must have been some economic gain. The U.S.-NATO war proves that the U.S.
is still willing to act as a global police force. This is important. War is
good for the economy. And the economy must be protected.

But who really gains? Who was this war for? Why did it occur? Was it by
design? Did it simply just happen? Clearly it had something to do with the
consolidation of power and the realignment of political blocs. Probably
NATO comes out ahead. But then on the other hand with Russia more willing
to talk with China and India, that's bad news for the alliance. But then
again, it seems NATO has now demonstrated a new face - one willing to take
military action. 

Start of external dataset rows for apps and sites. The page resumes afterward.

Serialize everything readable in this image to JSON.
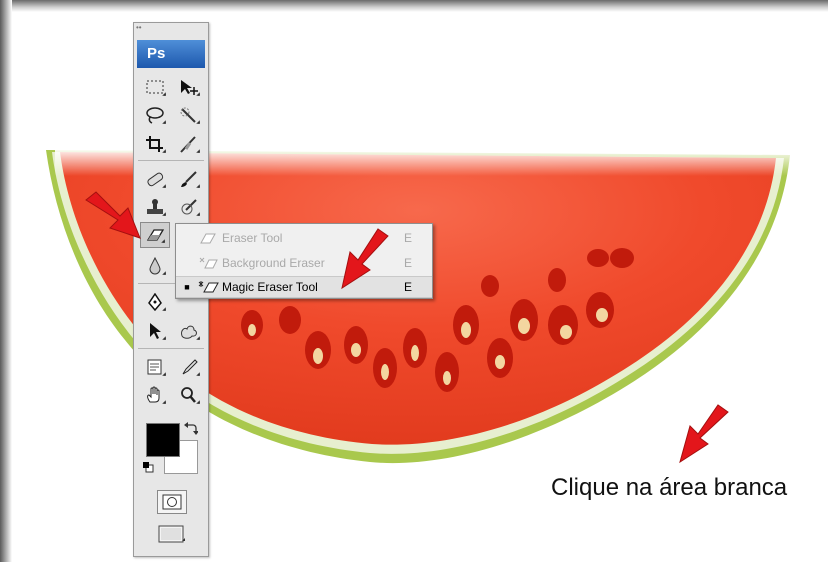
{
  "toolbox": {
    "logo": "Ps",
    "grip": "••"
  },
  "flyout": {
    "items": [
      {
        "label": "Eraser Tool",
        "shortcut": "E",
        "selected": false
      },
      {
        "label": "Background Eraser",
        "shortcut": "E",
        "selected": false
      },
      {
        "label": "Magic Eraser Tool",
        "shortcut": "E",
        "selected": true
      }
    ]
  },
  "caption": "Clique na área branca",
  "colors": {
    "arrow": "#e3161b",
    "watermelon_flesh": "#f04a2c",
    "rind": "#a8c94a",
    "logo_blue": "#1d58ad"
  },
  "icons": {
    "row1": [
      "rectangular-marquee-icon",
      "move-icon"
    ],
    "row2": [
      "lasso-icon",
      "quick-selection-icon"
    ],
    "row3": [
      "crop-icon",
      "slice-icon"
    ],
    "row4": [
      "spot-healing-icon",
      "brush-icon"
    ],
    "row5": [
      "clone-stamp-icon",
      "history-brush-icon"
    ],
    "row6": [
      "eraser-icon",
      "gradient-icon"
    ],
    "row7": [
      "blur-icon",
      "dodge-icon"
    ],
    "row8": [
      "pen-icon",
      "type-icon"
    ],
    "row9": [
      "path-selection-icon",
      "custom-shape-icon"
    ],
    "row10": [
      "notes-icon",
      "eyedropper-icon"
    ],
    "row11": [
      "hand-icon",
      "zoom-icon"
    ]
  }
}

But getting back to the original point raised. Clinton, he comes out
relatively unscathed. Yes, he ran into some roadblocks and hurdles, but he
certainly comes out of this more elegantly than he did from the Monicagate

Returning to the question of whether the U.S. instigation of the NATO air
campaign on Yugoslavia was in some way a ploy to distract public attention
off Clinton's poor image, it is not inconceivable, as government's are apt
to do what they need to do in order to maintain themselves, but it is
probably impossible to prove. And it may not matter. But the fact remains,
that Clinton is in better shape in the public's eye and that the war in
Yugoslavia was certainly a distraction from domestic issues that plagued
him. So if there are any winners, Clinton is probably one.